While the guys hiked, I stayed at the village with Mr. Du and met more members of his family. Bill’s wife, Anh, served as my interpreter. Translation is always a problem, because the dialects in the rural areas can be more difficult for an interpreter to understand. Last time, I thought Mr. Du had five children, but it seems that he actually has four. His home apparently is considered above the norm, even though by our standards, it would be very modest with its cement floors and basic furnishings. He showed me a picture of his family that was taken during Tet, when they gather each year. Most of them were married with children and worked for the provincial government in Tam Ky. I had sent him some photos that I took last year of his family and other villagers, so he showed me the booklet. He had coated them in plastic for protection and indicated that he would like a camera. I gave him enough money to buy one as a gift from me; however, I am always very careful not to throw money around in the village or anywhere else in Vietnam. I also knew that Mr. Du wanted some money to buy communication gear for the public meeting house, which amounted to about $300. (It is not uncommon for Americans to help the Vietnamese in rebuilding their communities.)

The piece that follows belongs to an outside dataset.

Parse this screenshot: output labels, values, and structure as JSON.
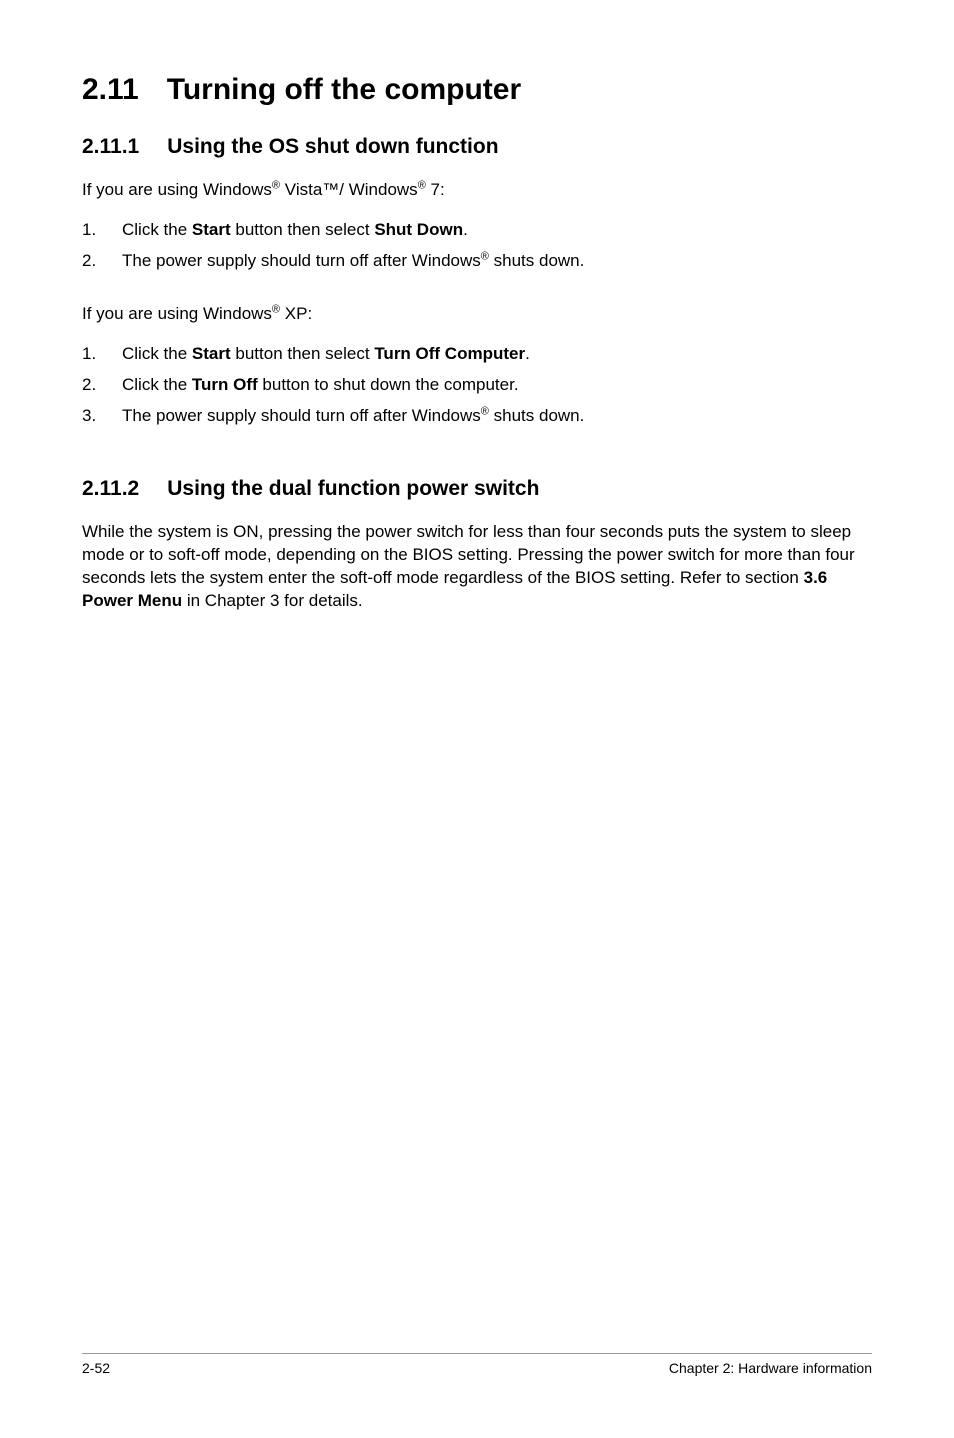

Mr. Du had sent me photos of his 17 year-old daughter, who is a very pretty girl and interested in attending college in the United States. I explained the difficulty because of expense and language barrier, etc. Anh and Ed told me later that Vietnamese parents all want their kids to attend college in the United States. Ron and I actually had talked with some of our Vietnamese friends in San Diego before I left for Vietnam, and they said that the communists had the money to pay cash in the USA for their kid’s education and to buy homes near their schools with cash, as well.
Signing off from Hanoi.